Work out how many lines in the data below contain "ΔMp²", and state that count with nothing added.

Dataset excerpts:
▼

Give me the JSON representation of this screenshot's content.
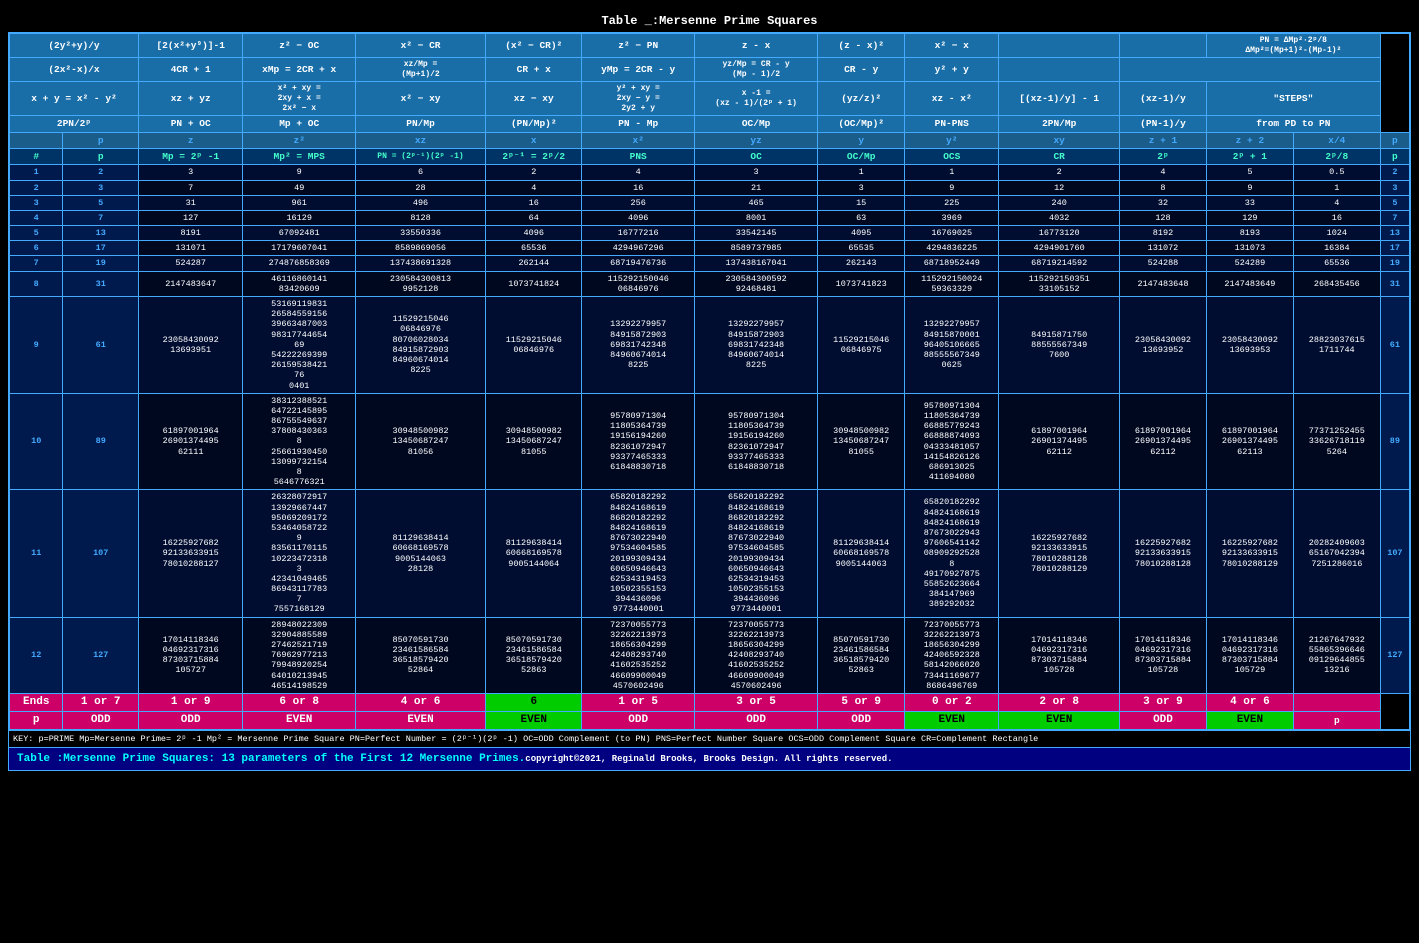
{
  "title": "Table  _:Mersenne Prime Squares",
  "footer": "Table   :Mersenne Prime Squares: 13 parameters of the First 12 Mersenne Primes.",
  "footer_copy": "copyright©2021, Reginald Brooks, Brooks Design. All rights reserved.",
  "key_text": "KEY:  p=PRIME      Mp=Mersenne Prime= 2ᵖ -1      Mp² = Mersenne Prime Square      PN=Perfect Number = (2ᵖ⁻¹)(2ᵖ -1)      OC=ODD Complement (to PN)      PNS=Perfect Number Square      OCS=ODD Complement Square      CR=Complement Rectangle",
  "headers": {
    "row1": [
      "(2y²+y)/y",
      "[2(x²+y⁹)]-1",
      "z² − OC",
      "x² − CR",
      "(x² − CR)²",
      "z² − PN",
      "z - x",
      "(z - x)²",
      "x² − x",
      "",
      "",
      "PN = ΔMp²·2ᵖ/8"
    ],
    "row1_last": "PN = ΔMp²·2ᵖ/8\nΔMp²=(Mp+1)²-\n(Mp-1)²",
    "row2": [
      "(2x²-x)/x",
      "4CR + 1",
      "xMp = 2CR + x",
      "xz/Mp =\n(Mp+1)/2",
      "CR + x",
      "yMp = 2CR - y",
      "yz/Mp = CR - y\n(Mp - 1)/2",
      "CR - y",
      "y² + y",
      "",
      ""
    ],
    "row3": [
      "x + y = x² - y²",
      "xz + yz",
      "x² + xy =\n2xy + x =\n2x² − x",
      "x² − xy",
      "xz − xy",
      "y² + xy =\n2xy − y =\n2y2 + y",
      "x -1 =\n(xz - 1)/(2ᵖ + 1)",
      "(yz/z)²",
      "xz - x²",
      "[(xz-1)/y] - 1",
      "(xz-1)/y",
      "\"STEPS\""
    ],
    "row4": [
      "2PN/2ᵖ",
      "PN + OC",
      "Mp + OC",
      "PN/Mp",
      "(PN/Mp)²",
      "PN - Mp",
      "OC/Mp",
      "(OC/Mp)²",
      "PN-PNS",
      "2PN/Mp",
      "(PN-1)/y",
      "from PD to PN"
    ],
    "row5": [
      "p",
      "z",
      "z²",
      "xz",
      "x",
      "x²",
      "yz",
      "y",
      "y²",
      "xy",
      "z + 1",
      "z + 2",
      "x/4",
      "p"
    ],
    "row6": [
      "#",
      "p",
      "Mp = 2ᵖ -1",
      "Mp² = MPS",
      "PN = (2ᵖ⁻¹)(2ᵖ -1)",
      "2ᵖ⁻¹ = 2ᵖ/2",
      "PNS",
      "OC",
      "OC/Mp",
      "OCS",
      "CR",
      "2ᵖ",
      "2ᵖ + 1",
      "2ᵖ/8",
      "p"
    ]
  },
  "rows": [
    {
      "num": "1",
      "p": "2",
      "mp": "3",
      "mps": "9",
      "pn": "6",
      "half": "2",
      "pns": "4",
      "oc": "3",
      "ocmp": "1",
      "ocs": "1",
      "cr": "2",
      "pow2": "4",
      "pow2p1": "5",
      "pow2d8": "0.5",
      "pr": "2"
    },
    {
      "num": "2",
      "p": "3",
      "mp": "7",
      "mps": "49",
      "pn": "28",
      "half": "4",
      "pns": "16",
      "oc": "21",
      "ocmp": "3",
      "ocs": "9",
      "cr": "12",
      "pow2": "8",
      "pow2p1": "9",
      "pow2d8": "1",
      "pr": "3"
    },
    {
      "num": "3",
      "p": "5",
      "mp": "31",
      "mps": "961",
      "pn": "496",
      "half": "16",
      "pns": "256",
      "oc": "465",
      "ocmp": "15",
      "ocs": "225",
      "cr": "240",
      "pow2": "32",
      "pow2p1": "33",
      "pow2d8": "4",
      "pr": "5"
    },
    {
      "num": "4",
      "p": "7",
      "mp": "127",
      "mps": "16129",
      "pn": "8128",
      "half": "64",
      "pns": "4096",
      "oc": "8001",
      "ocmp": "63",
      "ocs": "3969",
      "cr": "4032",
      "pow2": "128",
      "pow2p1": "129",
      "pow2d8": "16",
      "pr": "7"
    },
    {
      "num": "5",
      "p": "13",
      "mp": "8191",
      "mps": "67092481",
      "pn": "33550336",
      "half": "4096",
      "pns": "16777216",
      "oc": "33542145",
      "ocmp": "4095",
      "ocs": "16769025",
      "cr": "16773120",
      "pow2": "8192",
      "pow2p1": "8193",
      "pow2d8": "1024",
      "pr": "13"
    },
    {
      "num": "6",
      "p": "17",
      "mp": "131071",
      "mps": "17179607041",
      "pn": "8589869056",
      "half": "65536",
      "pns": "4294967296",
      "oc": "8589737985",
      "ocmp": "65535",
      "ocs": "4294836225",
      "cr": "4294901760",
      "pow2": "131072",
      "pow2p1": "131073",
      "pow2d8": "16384",
      "pr": "17"
    },
    {
      "num": "7",
      "p": "19",
      "mp": "524287",
      "mps": "274876858369",
      "pn": "137438691328",
      "half": "262144",
      "pns": "68719476736",
      "oc": "137438167041",
      "ocmp": "262143",
      "ocs": "68718952449",
      "cr": "68719214592",
      "pow2": "524288",
      "pow2p1": "524289",
      "pow2d8": "65536",
      "pr": "19"
    },
    {
      "num": "8",
      "p": "31",
      "mp": "2147483647",
      "mps": "46116860141\n83420609",
      "pn": "230584300813\n9952128",
      "half": "1073741824",
      "pns": "115292150046\n06846976",
      "oc": "230584300592\n92468481",
      "ocmp": "1073741823",
      "ocs": "115292150024\n59363329",
      "cr": "115292150351\n33105152",
      "pow2": "2147483648",
      "pow2p1": "2147483649",
      "pow2d8": "268435456",
      "pr": "31"
    },
    {
      "num": "9",
      "p": "61",
      "mp": "23058430092\n13693951",
      "mps": "53169119831\n26584559156\n39663487003\n98317744654\n69\n54222269399\n26159538421\n76\n0401",
      "pn": "11529215046\n06846976\n80706028034\n84915872903\n84960674014\n8225",
      "half": "11529215046\n06846976",
      "pns": "13292279957\n84915872903\n69831742348\n84960674014\n8225",
      "oc": "13292279957\n84915872903\n69831742348\n84960674014\n8225",
      "ocmp": "11529215046\n06846975",
      "ocs": "13292279957\n84915870001\n96405106665\n88555567349\n0625",
      "cr": "84915871750\n88555567349\n7600",
      "pow2": "23058430092\n13693952",
      "pow2p1": "23058430092\n13693953",
      "pow2d8": "28823037615\n1711744",
      "pr": "61"
    },
    {
      "num": "10",
      "p": "89",
      "mp": "61897001964\n26901374495\n62111",
      "mps": "38312388521\n64722145895\n86755549637\n37808430363\n8\n25661930450\n13099732154\n8\n5646776321",
      "pn": "30948500982\n13450687247\n81056",
      "half": "30948500982\n13450687247\n81055",
      "pns": "95780971304\n11805364739\n19156194260\n82361072947\n93377465333\n61848830718",
      "oc": "95780971304\n11805364739\n19156194260\n82361072947\n93377465333\n61848830718",
      "ocmp": "30948500982\n13450687247\n81055",
      "ocs": "95780971304\n11805364739\n66885779243\n66888874093\n04333481057\n14154826126\n686913025\n411694080",
      "cr": "61897001964\n26901374495\n62112",
      "pow2": "61897001964\n26901374495\n62112",
      "pow2p1": "61897001964\n26901374495\n62113",
      "pow2d8": "77371252455\n33626718119\n5264",
      "pr": "89"
    },
    {
      "num": "11",
      "p": "107",
      "mp": "16225927682\n92133633915\n78010288127",
      "mps": "26328072917\n13929667447\n95069209172\n53464058722\n9\n83561170115\n10223472318\n3\n42341049465\n86943117783\n7\n7557168129",
      "pn": "81129638414\n60668169578\n9005144063\n28128",
      "half": "81129638414\n60668169578\n9005144064",
      "pns": "65820182292\n84824168619\n86820182292\n84824168619\n87673022940\n97534604585\n20199309434\n60650946643\n62534319453\n10502355153\n394436096\n9773440001",
      "oc": "65820182292\n84824168619\n86820182292\n84824168619\n87673022940\n97534604585\n20199309434\n60650946643\n62534319453\n10502355153\n394436096\n9773440001",
      "ocmp": "81129638414\n60668169578\n9005144063",
      "ocs": "65820182292\n84824168619\n84824168619\n87673022943\n97606541142\n08909292528\n8\n49170927875\n55852623664\n384147969\n389292032",
      "cr": "16225927682\n92133633915\n78010288128\n78010288129",
      "pow2": "16225927682\n92133633915\n78010288128",
      "pow2p1": "16225927682\n92133633915\n78010288129",
      "pow2d8": "20282409603\n65167042394\n7251286016",
      "pr": "107"
    },
    {
      "num": "12",
      "p": "127",
      "mp": "17014118346\n04692317316\n87303715884\n105727",
      "mps": "28948022309\n32904885589\n27462521719\n76962977213\n79948920254\n64010213945\n46514198529",
      "pn": "85070591730\n23461586584\n36518579420\n52864",
      "half": "85070591730\n23461586584\n36518579420\n52863",
      "pns": "72370055773\n32262213973\n18656304299\n42408293740\n41602535252\n46609900049\n4570602496",
      "oc": "72370055773\n32262213973\n18656304299\n42408293740\n41602535252\n46609900049\n4570602496",
      "ocmp": "85070591730\n23461586584\n36518579420\n52863",
      "ocs": "72370055773\n32262213973\n18656304299\n42406592328\n58142066020\n73441169677\n8686496769",
      "cr": "17014118346\n04692317316\n87303715884\n105728",
      "pow2": "17014118346\n04692317316\n87303715884\n105728",
      "pow2p1": "17014118346\n04692317316\n87303715884\n105729",
      "pow2d8": "21267647932\n55865396646\n09129644855\n13216",
      "pr": "127"
    }
  ],
  "ends_row": {
    "label": "Ends",
    "values": [
      "1 or 7",
      "1 or 9",
      "6 or 8",
      "4 or 6",
      "6",
      "1 or 5",
      "3 or 5",
      "5 or 9",
      "0 or 2",
      "2 or 8",
      "3 or 9",
      "4 or 6"
    ],
    "green_indices": [
      4
    ]
  },
  "p_row": {
    "label": "p",
    "values": [
      "ODD",
      "ODD",
      "EVEN",
      "EVEN",
      "EVEN",
      "ODD",
      "ODD",
      "ODD",
      "EVEN",
      "EVEN",
      "ODD",
      "EVEN"
    ],
    "green_indices": [
      4,
      8,
      9,
      11
    ]
  }
}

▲

Result:
2